“No kidding,” I rifle through my pant’s pocket, seven or eight quarters and a couple of bills, neither is larger than a five.

“Yeah, well things are bad all over—your 99%ers think you’re the only ones to suffer. HA! Well, let me tell you, yesterday’s fortunes are today’s stale fortune cookies.”

“But Bill, how could it have come to this? Are you telling me all you guys are broke?”

“Some of us are doing better than others. Jeff Bezos is still doing pretty good. He hasn’t quite killed off the last independent bookstore in America yet, but he’s close, and when that happens . . .”


“Well, none of us saw it coming, but eventually, after we earned all the money in the world, it was only a matter of time before even our capital would be leveraged away from us.”

“What, like Walmart? China Inc?”

“For the moment, sure—only they’ve been bought out by intergalactic monetary forces . . . Exxon, G&E . . . you name it . . . the world’s been sold and bought on the cheap by powers not even Warren could see coming. Say, do you got a buck, so I can buy this. Steve’s birthday’s coming up and I want to make him a card.”

“What about your Groucho glasses?”

“Who? Oh no, these are mine. I’ve been wearing these for years.

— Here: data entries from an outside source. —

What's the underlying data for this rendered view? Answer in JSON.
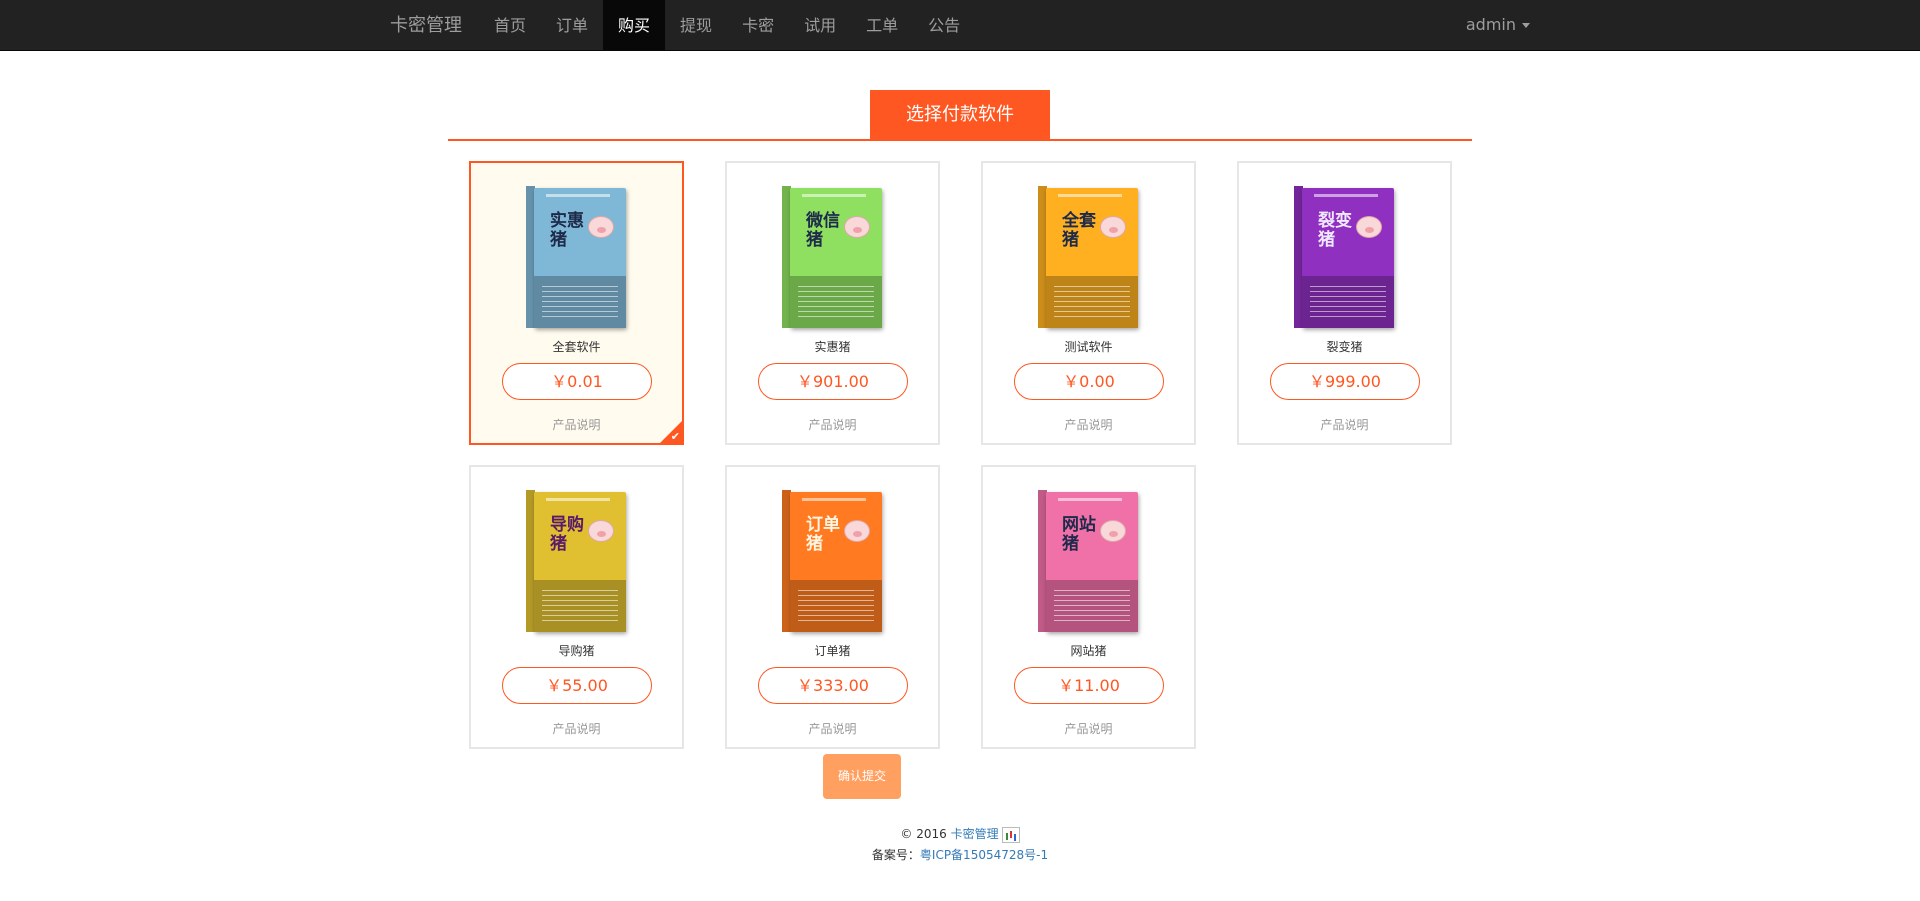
{
  "navbar": {
    "brand": "卡密管理",
    "items": [
      {
        "label": "首页",
        "active": false
      },
      {
        "label": "订单",
        "active": false
      },
      {
        "label": "购买",
        "active": true
      },
      {
        "label": "提现",
        "active": false
      },
      {
        "label": "卡密",
        "active": false
      },
      {
        "label": "试用",
        "active": false
      },
      {
        "label": "工单",
        "active": false
      },
      {
        "label": "公告",
        "active": false
      }
    ],
    "user": "admin"
  },
  "section_title": "选择付款软件",
  "products": [
    {
      "name": "全套软件",
      "price": "￥0.01",
      "desc": "产品说明",
      "box_title": "实惠猪",
      "color": "#7fb8d6",
      "selected": true
    },
    {
      "name": "实惠猪",
      "price": "￥901.00",
      "desc": "产品说明",
      "box_title": "微信猪",
      "color": "#8fe060",
      "selected": false
    },
    {
      "name": "测试软件",
      "price": "￥0.00",
      "desc": "产品说明",
      "box_title": "全套猪",
      "color": "#ffb020",
      "selected": false
    },
    {
      "name": "裂变猪",
      "price": "￥999.00",
      "desc": "产品说明",
      "box_title": "裂变猪",
      "color": "#9030c0",
      "selected": false
    },
    {
      "name": "导购猪",
      "price": "￥55.00",
      "desc": "产品说明",
      "box_title": "导购猪",
      "color": "#e0c030",
      "selected": false
    },
    {
      "name": "订单猪",
      "price": "￥333.00",
      "desc": "产品说明",
      "box_title": "订单猪",
      "color": "#ff7a20",
      "selected": false
    },
    {
      "name": "网站猪",
      "price": "￥11.00",
      "desc": "产品说明",
      "box_title": "网站猪",
      "color": "#f070a8",
      "selected": false
    }
  ],
  "submit_label": "确认提交",
  "footer": {
    "copyright_prefix": "© 2016",
    "brand_link": "卡密管理",
    "icp_label": "备案号：",
    "icp_link": "粤ICP备15054728号-1"
  }
}
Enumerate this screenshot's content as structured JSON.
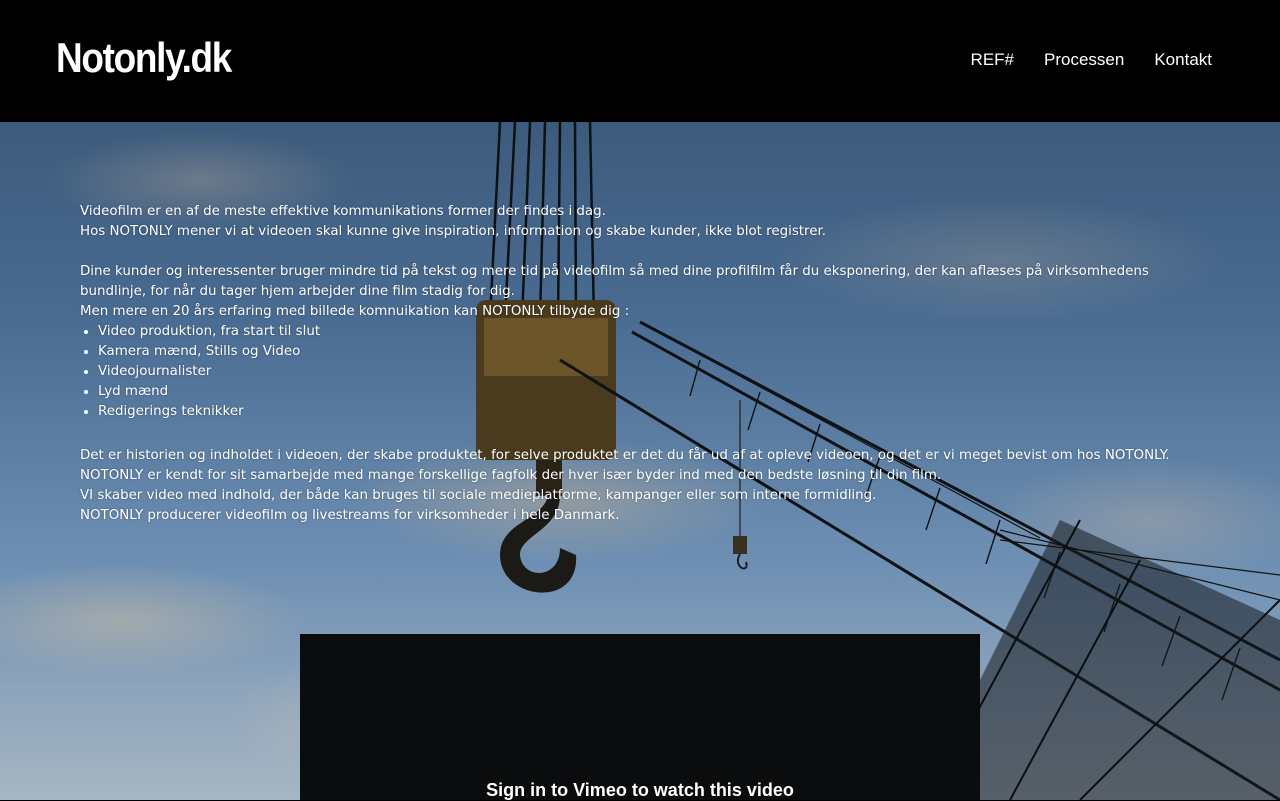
{
  "header": {
    "logo": "Notonly.dk",
    "nav": [
      "REF#",
      "Processen",
      "Kontakt"
    ]
  },
  "main": {
    "intro": [
      "Videofilm er en af de meste effektive kommunikations former der findes i dag.",
      "Hos NOTONLY mener vi at videoen skal kunne give inspiration, information og skabe kunder, ikke blot registrer."
    ],
    "para2": "Dine kunder og interessenter bruger mindre tid på tekst og mere tid på videofilm så med dine profilfilm får du eksponering, der kan aflæses på virksomhedens bundlinje, for når du tager hjem arbejder dine film stadig for dig.",
    "list_intro": "Men mere en 20 års erfaring med billede komnuikation kan NOTONLY tilbyde dig :",
    "services": [
      "Video produktion, fra start til slut",
      "Kamera mænd, Stills og Video",
      "Videojournalister",
      "Lyd mænd",
      "Redigerings teknikker"
    ],
    "outro": [
      "Det er historien og indholdet i videoen, der skabe produktet, for selve produktet er det du får ud af at opleve videoen, og det er vi meget bevist om hos NOTONLY.",
      "NOTONLY er kendt for sit samarbejde med mange forskellige fagfolk der hver især byder ind med den bedste løsning til din film.",
      "VI skaber video med indhold, der både kan bruges til sociale medieplatforme, kampanger eller som interne formidling.",
      "NOTONLY producerer videofilm og livestreams for virksomheder i hele Danmark."
    ]
  },
  "video": {
    "message": "Sign in to Vimeo to watch this video"
  },
  "colors": {
    "header_bg": "#000000",
    "text": "#ffffff",
    "video_bg": "#0b0c0d"
  }
}
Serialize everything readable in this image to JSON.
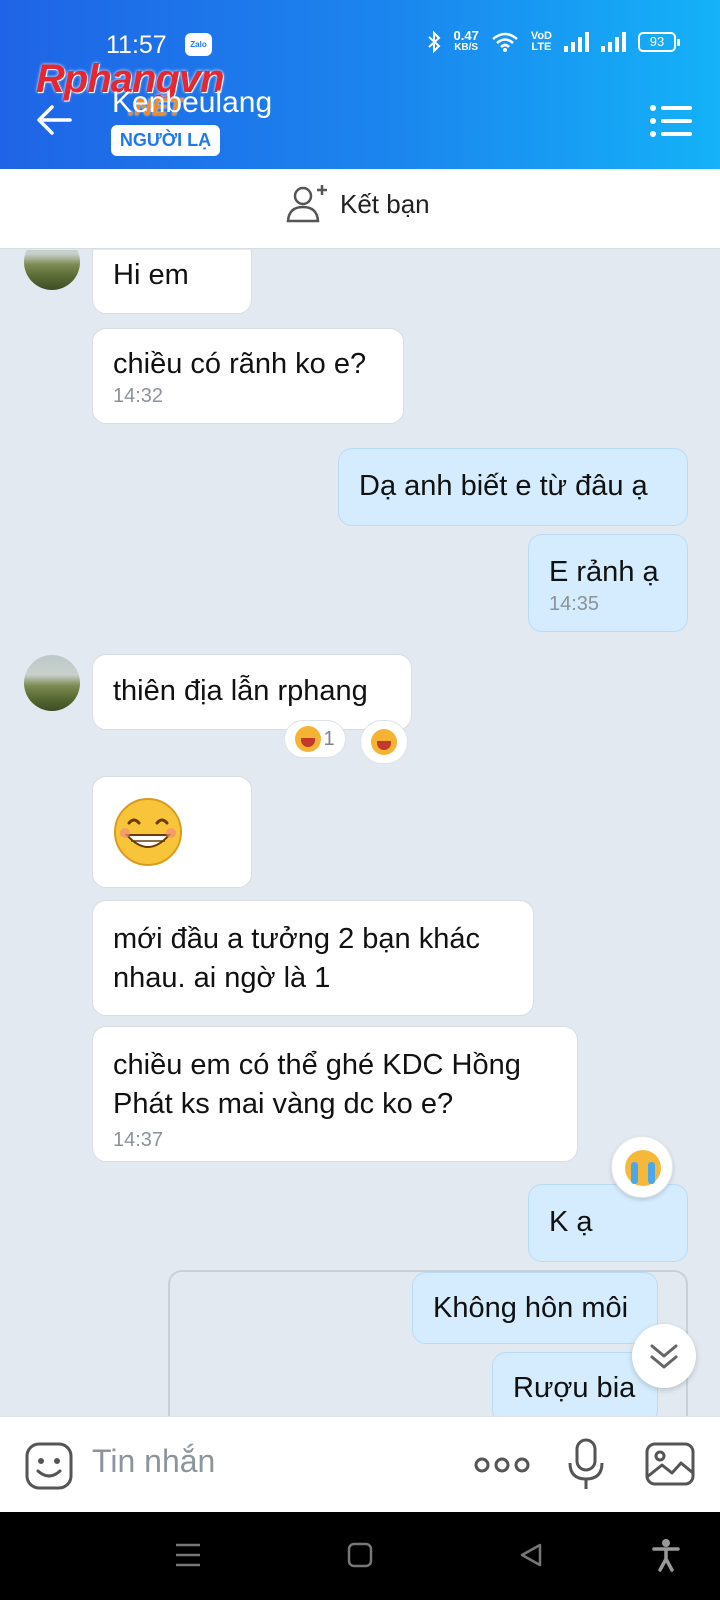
{
  "status_bar": {
    "time": "11:57",
    "app_badge": "Zalo",
    "net_speed_value": "0.47",
    "net_speed_unit": "KB/S",
    "volte_top": "VoD",
    "volte_bottom": "LTE",
    "battery": "93"
  },
  "watermark": {
    "main": "Rphangvn",
    "sub": ".NET"
  },
  "header": {
    "contact_name": "Kenbeulang",
    "stranger_badge": "NGƯỜI LẠ",
    "back_icon": "arrow-left-icon",
    "menu_icon": "list-menu-icon"
  },
  "friend_bar": {
    "label": "Kết bạn",
    "icon": "add-user-icon"
  },
  "messages": [
    {
      "dir": "in",
      "text": "Hi em"
    },
    {
      "dir": "in",
      "text": "chiều có rãnh ko e?",
      "time": "14:32"
    },
    {
      "dir": "out",
      "text": "Dạ anh biết e từ đâu ạ"
    },
    {
      "dir": "out",
      "text": "E rảnh ạ",
      "time": "14:35"
    },
    {
      "dir": "in",
      "text": "thiên địa lẫn rphang",
      "reaction_count": "1"
    },
    {
      "dir": "in",
      "sticker": "grin-emoji"
    },
    {
      "dir": "in",
      "text_line1": "mới đầu a tưởng 2 bạn khác",
      "text_line2": "nhau. ai ngờ là 1"
    },
    {
      "dir": "in",
      "text_line1": "chiều em có thể ghé KDC Hồng",
      "text_line2": "Phát ks mai vàng dc ko e?",
      "time": "14:37"
    },
    {
      "dir": "out",
      "text": "K ạ",
      "reaction": "crying-emoji"
    },
    {
      "dir": "out",
      "text": "Không hôn môi"
    },
    {
      "dir": "out",
      "text": "Rượu bia"
    }
  ],
  "input_bar": {
    "placeholder": "Tin nhắn",
    "emoji_icon": "sticker-smile-icon",
    "more_icon": "more-dots-icon",
    "mic_icon": "microphone-icon",
    "image_icon": "image-icon"
  },
  "colors": {
    "header_start": "#1f64e6",
    "header_end": "#14b2f8",
    "chat_bg": "#e2e9f1",
    "out_bubble": "#d4ecfd",
    "in_bubble": "#ffffff"
  }
}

Like I said, You’re the first person to recognize me. Say, you’re pretty good. Maybe you’d like to work for the Bill & Melinda Charitable Relief Organization. Of course, I couldn’t pay you. We lost our tax exempt status when we became our own charity, but, hey, we still do good work, if I do say so myself.”

“Gosh, Bill, I don’t know. I am looking for a job job, the paying kind, but suddenly I feel kind of sick.”

“Yeah, well, think how we feel. Keep this stuff under you hat, by the way. We don’t want to panic all of humanity after all.”

“No, that would not be good. I’ll, uh, see you Bill.”

“Okay. Don’t take any wooden nickels.” He laughs, shooting some spray from his nose.

I passed Buffet. He’s wearing bright plaid golf pants. He looks like he’s carrying a load in the back of them—and not a good load either. I exit the smudged glass doors where Just Plain Don is huffing and puffing and looking like he’s three strokes from a heart attack, or maybe three beats from a stroke. He looks even more pathetic than he did during all those I-hate-Obama ads, and even worse without his hair, like Daddy Warbucks only no where near as handsome. “Excuse me,” I tell him, “But even without money, I’m betting you’re still an asshole.”

“You’re fired.” he blurts instinctually, dips his squeegee in a white bucket of soapy water.

I leave Value Village and turn back south. Maybe I’m ready to sell used cars, after all.



Larry Crist has one collection of poems Undertow Overtures (ATOM Press). He had been widely published and lives in Trinidad, California.


Edited for Unlikely by Jonathan Penton, Editor-in-Chief
Last revised on Wednesday, June 12, 2019 - 22:12